- $76.9 billion
- 5.9% growth
- 5.3% 5-year compound annual growth
- $3,249 per capita
- Inflation (CPI):
- FDI Inflow:
Cameroon’s economic freedom score is 51.9, making its economy the 149th freest in the 2018 Index. Its overall score has increased by 0.1 point, with improvements in scores for fiscal health and government integrity offsetting declines in investment freedom and labor freedom. Cameroon is ranked 32nd among 47 countries in the Sub-Saharan Africa region, and its overall score is below the regional and world averages.
Cameroon’s economy continues to suffer from factors that often affect underdeveloped countries, including an inefficient and top-heavy civil service, poor infrastructure, endemic corruption, continuing inefficiencies of a large parastatal system in key sectors, and a generally unfavorable climate for business enterprise. Restrictions on trade through nontariff barriers raise costs. Weak rule of law fails to stem the corruption that erodes incentives for long-term economic expansion. More comprehensive and sustained economic reforms, including increased budget transparency and privatization of state-owned enterprises, are urgently needed.

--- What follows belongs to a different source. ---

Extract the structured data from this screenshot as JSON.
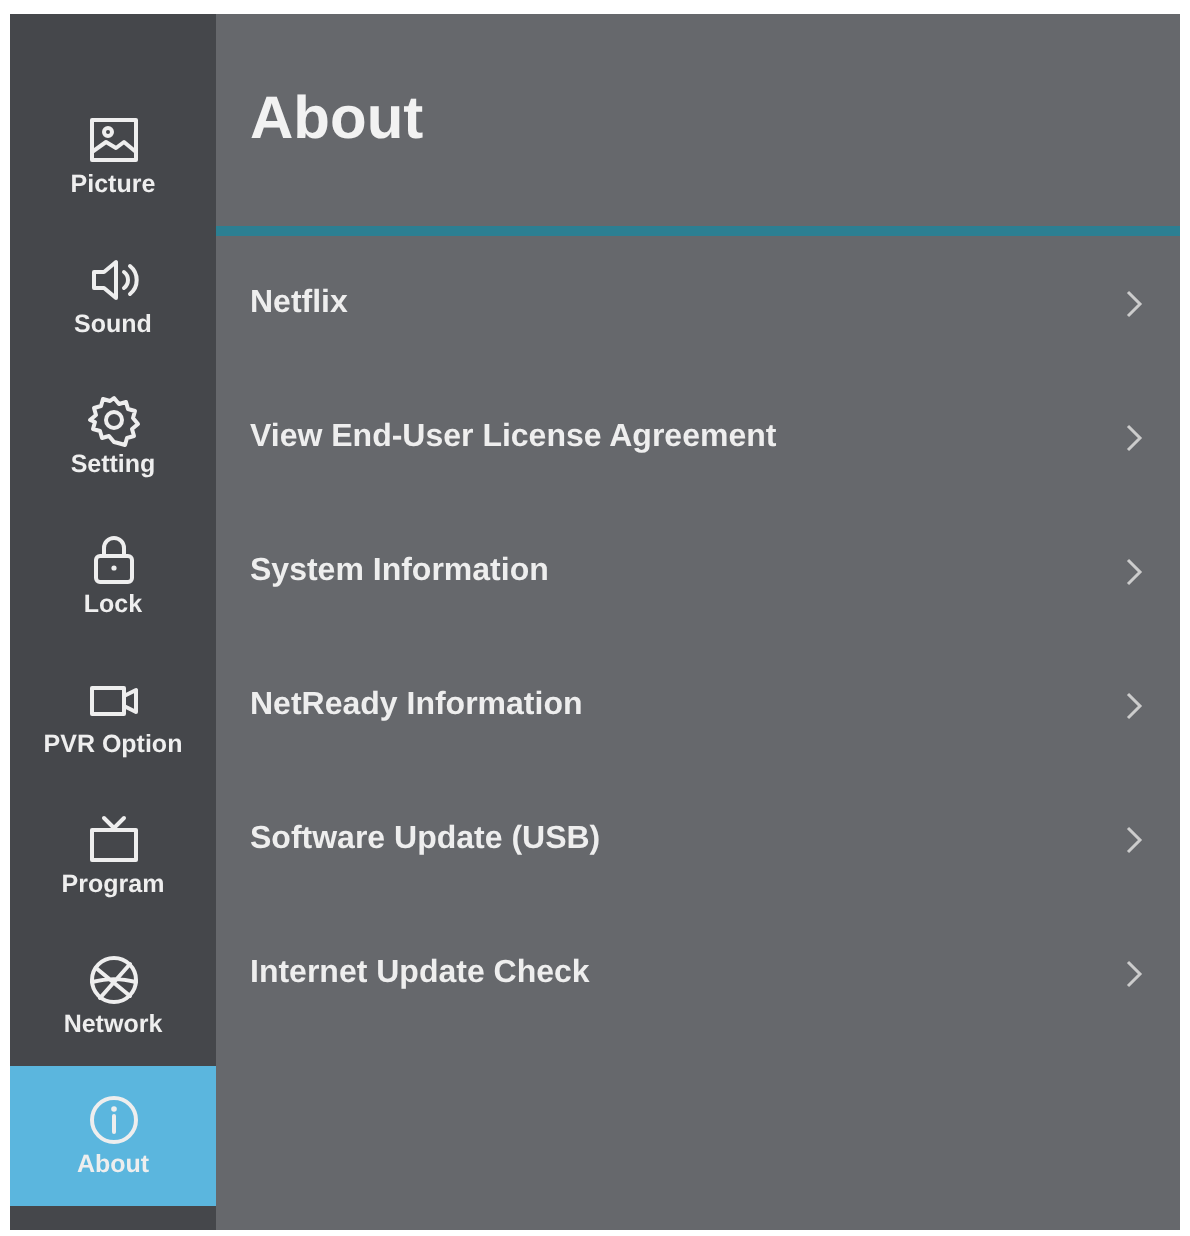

Cameroon was formed in the 1960s from former French and British colonies. Its stability has enabled development of agriculture, roads, railways, and a petroleum industry. It has made slow progress toward democracy. Longtime President Paul Biya abolished term limits in 2008 and was elected to another seven-year term in 2011 in an election marred by irregularities. Tensions between the Anglophone minority and the central government are rising. The Islamist terrorist group Boko Haram frequently attacks across Cameroon’s 1,230-mile border with Nigeria. The economy depends on oil for about 40 percent of export earnings. Cameroon is building Central Africa’s only deep-sea port in Kribi and wants to tap its great hydropower potential by damming the Lom River.

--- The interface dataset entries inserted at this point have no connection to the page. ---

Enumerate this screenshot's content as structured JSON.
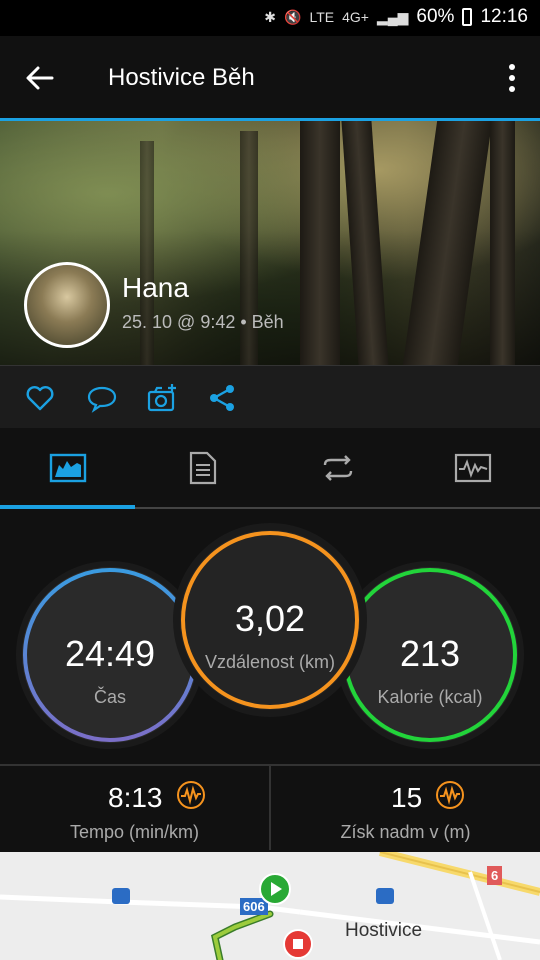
{
  "status": {
    "battery": "60%",
    "time": "12:16",
    "network": "4G+"
  },
  "appbar": {
    "title": "Hostivice Běh"
  },
  "profile": {
    "name": "Hana",
    "meta": "25. 10 @ 9:42 • Běh"
  },
  "stats": {
    "time": {
      "value": "24:49",
      "label": "Čas"
    },
    "distance": {
      "value": "3,02",
      "label": "Vzdálenost (km)"
    },
    "calories": {
      "value": "213",
      "label": "Kalorie (kcal)"
    }
  },
  "bottom": {
    "pace": {
      "value": "8:13",
      "label": "Tempo (min/km)"
    },
    "elevation": {
      "value": "15",
      "label": "Získ nadm v (m)"
    }
  },
  "map": {
    "place": "Hostivice",
    "road_606": "606",
    "road_6": "6"
  },
  "colors": {
    "accent": "#1ba1e2",
    "time_ring": "#4a90e2",
    "distance_ring": "#f5931e",
    "calories_ring": "#2ecc40"
  }
}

Enforcement of contracts is neither timely nor efficient. Protection of real and intellectual property rights is weak and slow. The judiciary is incompetent and vulnerable to political interference. Legal complaints can take years to resolve and are subject to rampant judicial corruption. Cronyism is systemic, and bribery is commonplace in all sectors. Revenues from oil, gas, and mining are not openly reported.

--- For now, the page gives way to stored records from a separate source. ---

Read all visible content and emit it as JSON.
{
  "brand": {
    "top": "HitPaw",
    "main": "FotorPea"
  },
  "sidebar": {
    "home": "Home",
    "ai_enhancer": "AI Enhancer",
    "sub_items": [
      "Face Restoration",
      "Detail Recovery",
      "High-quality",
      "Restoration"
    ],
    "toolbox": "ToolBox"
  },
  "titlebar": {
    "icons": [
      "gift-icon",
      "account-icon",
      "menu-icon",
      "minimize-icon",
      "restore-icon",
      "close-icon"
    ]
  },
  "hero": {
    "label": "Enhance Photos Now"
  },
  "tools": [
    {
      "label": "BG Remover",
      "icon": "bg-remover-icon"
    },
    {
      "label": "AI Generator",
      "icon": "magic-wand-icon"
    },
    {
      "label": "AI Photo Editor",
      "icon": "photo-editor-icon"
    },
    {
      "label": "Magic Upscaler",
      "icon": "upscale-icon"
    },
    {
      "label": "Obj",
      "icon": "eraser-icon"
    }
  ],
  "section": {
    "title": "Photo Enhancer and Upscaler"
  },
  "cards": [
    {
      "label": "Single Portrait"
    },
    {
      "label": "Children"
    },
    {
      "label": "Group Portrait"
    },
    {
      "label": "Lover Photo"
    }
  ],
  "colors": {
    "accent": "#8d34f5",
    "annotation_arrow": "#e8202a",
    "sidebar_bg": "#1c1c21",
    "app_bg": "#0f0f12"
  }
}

The top individual income tax rate is 35 percent, and the top corporate tax rate is 33 percent. Other taxes include value-added and inheritance taxes. The overall tax burden equals 17.8 percent of total domestic income. Over the past three years, government spending has amounted to 21.6 percent of total output (GDP), and budget deficits have averaged 4.0 percent of GDP. Public debt is equivalent to 32.8 percent of GDP.
Cameroon’s generally unfavorable climate for business enterprise is generated by frequent administrative obstructions and red tape, among other problems. The informal economy accounts for an estimated 70 percent of total employment. Youth unemployment may be as high as 75 percent. Prices for food and other consumer goods remain heavily regulated, and the government has announced new subsidies for agricultural and livestock farmers.
Trade is significant for Cameroon’s economy; the combined value of exports and imports equals 51 percent of GDP. The average applied tariff rate is 15.8 percent. Nontariff barriers impede trade. The prevalence of state-owned enterprises limits foreign investment. The financial sector is dominated by multiservice banks. Access to credit remains limited in rural areas, and the cost of long-term financing is high.